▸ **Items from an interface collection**
%%

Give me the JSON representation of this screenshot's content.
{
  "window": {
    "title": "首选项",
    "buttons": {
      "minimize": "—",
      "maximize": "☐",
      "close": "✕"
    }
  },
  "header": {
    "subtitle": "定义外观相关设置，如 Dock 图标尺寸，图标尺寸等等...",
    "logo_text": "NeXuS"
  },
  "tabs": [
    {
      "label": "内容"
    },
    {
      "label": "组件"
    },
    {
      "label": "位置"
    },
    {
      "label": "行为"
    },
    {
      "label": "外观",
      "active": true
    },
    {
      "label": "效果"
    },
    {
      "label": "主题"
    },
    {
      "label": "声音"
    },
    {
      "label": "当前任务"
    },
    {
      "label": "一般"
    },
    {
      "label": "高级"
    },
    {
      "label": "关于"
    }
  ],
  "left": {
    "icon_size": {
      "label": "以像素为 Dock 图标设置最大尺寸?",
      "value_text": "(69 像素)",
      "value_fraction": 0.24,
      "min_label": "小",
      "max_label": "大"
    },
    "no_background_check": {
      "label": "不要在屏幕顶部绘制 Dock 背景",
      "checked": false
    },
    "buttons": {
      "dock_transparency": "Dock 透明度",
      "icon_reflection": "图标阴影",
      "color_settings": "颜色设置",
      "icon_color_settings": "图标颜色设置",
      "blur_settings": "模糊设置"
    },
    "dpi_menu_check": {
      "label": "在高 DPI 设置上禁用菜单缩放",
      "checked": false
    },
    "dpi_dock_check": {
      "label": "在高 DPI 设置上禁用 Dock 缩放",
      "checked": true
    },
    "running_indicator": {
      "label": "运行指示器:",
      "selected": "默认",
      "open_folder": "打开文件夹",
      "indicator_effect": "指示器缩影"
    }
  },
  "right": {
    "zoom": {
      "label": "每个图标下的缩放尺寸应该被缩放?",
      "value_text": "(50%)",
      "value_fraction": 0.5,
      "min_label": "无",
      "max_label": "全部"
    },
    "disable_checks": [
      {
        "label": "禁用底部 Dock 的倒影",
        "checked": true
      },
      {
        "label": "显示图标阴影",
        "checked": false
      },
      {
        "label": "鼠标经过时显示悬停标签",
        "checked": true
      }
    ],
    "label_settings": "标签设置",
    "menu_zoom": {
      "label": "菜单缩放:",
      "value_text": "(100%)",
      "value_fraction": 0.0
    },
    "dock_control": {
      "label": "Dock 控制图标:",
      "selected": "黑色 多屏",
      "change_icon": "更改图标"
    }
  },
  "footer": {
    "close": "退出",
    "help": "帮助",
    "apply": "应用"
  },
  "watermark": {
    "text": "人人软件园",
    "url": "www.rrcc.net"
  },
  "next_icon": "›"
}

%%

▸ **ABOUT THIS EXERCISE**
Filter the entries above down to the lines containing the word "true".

▸ **SOLUTION TO THIS TASK**
      "active": true
      "checked": true
        "checked": true
        "checked": true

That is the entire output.